Read “Can technology solve the principal-agent problem? Evidence from China’s war on air pollution” by Michael Greenstone, Guojun He, Ruixue Jia, and Tong Liu here.

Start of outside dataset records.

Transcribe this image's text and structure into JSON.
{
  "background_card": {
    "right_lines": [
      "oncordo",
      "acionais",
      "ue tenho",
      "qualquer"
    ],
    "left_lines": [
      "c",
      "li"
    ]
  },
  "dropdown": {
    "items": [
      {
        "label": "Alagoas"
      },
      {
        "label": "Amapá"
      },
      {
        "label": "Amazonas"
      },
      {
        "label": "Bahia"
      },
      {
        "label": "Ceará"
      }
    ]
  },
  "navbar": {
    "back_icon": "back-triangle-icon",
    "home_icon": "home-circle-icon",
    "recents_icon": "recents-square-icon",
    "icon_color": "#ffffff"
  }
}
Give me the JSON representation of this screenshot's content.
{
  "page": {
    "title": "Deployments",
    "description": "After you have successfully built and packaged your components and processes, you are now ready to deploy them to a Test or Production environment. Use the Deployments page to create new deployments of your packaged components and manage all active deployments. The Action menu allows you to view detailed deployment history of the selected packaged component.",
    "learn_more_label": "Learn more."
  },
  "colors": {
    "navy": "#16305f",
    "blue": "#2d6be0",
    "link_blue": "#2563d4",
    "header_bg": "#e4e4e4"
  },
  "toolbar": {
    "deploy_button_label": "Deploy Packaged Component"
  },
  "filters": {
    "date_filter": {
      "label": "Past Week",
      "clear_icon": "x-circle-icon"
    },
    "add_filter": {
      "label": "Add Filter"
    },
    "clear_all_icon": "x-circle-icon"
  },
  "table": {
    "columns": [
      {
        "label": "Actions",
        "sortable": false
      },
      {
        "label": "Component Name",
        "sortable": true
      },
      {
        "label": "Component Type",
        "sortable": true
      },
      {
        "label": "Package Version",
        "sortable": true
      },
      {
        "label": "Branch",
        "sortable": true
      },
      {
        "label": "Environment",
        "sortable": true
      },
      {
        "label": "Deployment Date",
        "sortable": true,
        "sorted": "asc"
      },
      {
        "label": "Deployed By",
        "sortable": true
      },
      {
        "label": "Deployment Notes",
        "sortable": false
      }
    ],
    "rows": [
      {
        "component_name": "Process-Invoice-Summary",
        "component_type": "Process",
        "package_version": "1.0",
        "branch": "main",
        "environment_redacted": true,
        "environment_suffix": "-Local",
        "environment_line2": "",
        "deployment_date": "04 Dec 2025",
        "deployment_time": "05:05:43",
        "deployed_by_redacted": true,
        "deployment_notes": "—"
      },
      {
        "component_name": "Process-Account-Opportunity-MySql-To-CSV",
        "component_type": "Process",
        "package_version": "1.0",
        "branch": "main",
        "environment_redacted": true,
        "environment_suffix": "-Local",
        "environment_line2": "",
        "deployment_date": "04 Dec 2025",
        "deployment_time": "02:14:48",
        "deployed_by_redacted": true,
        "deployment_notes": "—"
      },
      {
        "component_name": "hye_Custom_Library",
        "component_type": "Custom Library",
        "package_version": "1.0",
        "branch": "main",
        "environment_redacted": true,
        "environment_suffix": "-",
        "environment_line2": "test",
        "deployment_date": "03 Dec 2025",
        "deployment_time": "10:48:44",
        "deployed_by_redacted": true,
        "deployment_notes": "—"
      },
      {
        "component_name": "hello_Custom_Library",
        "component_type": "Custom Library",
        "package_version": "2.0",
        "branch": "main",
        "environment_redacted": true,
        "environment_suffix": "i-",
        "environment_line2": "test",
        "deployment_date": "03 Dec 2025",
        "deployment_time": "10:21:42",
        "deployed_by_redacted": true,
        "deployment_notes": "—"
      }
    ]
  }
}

Incentivising agent performance is a double-edged sword: while it can encourage agents to perform better, it might also nudge them into cheating and manipulating results to their benefit. In this VoxDevTalk, Guojun He discusses his work with Michael Greenstone, Ruixue Jia, and Tong Liu on this classic principal-agent problem in the context of how Chinese local governments self-report meeting air pollution-reduction targets imposed (and incentivised) by the central government. An analysis of these reports reveals evidence of significant under-reporting by local governments before the central government installed automated real-time pollution monitoring devices across the country. Under-reporting was larger in areas with higher levels of actual pollution, ostensibly since these local governments face greater challenges in meeting pollution-reduction targets. How accurately local governments report pollution figures also has impacts on public welfare, with people exposed to pollution information more likely to search for information on face masks and air filters. Biased information thus prevented people from optimally protecting themselves prior to the introduction of automation.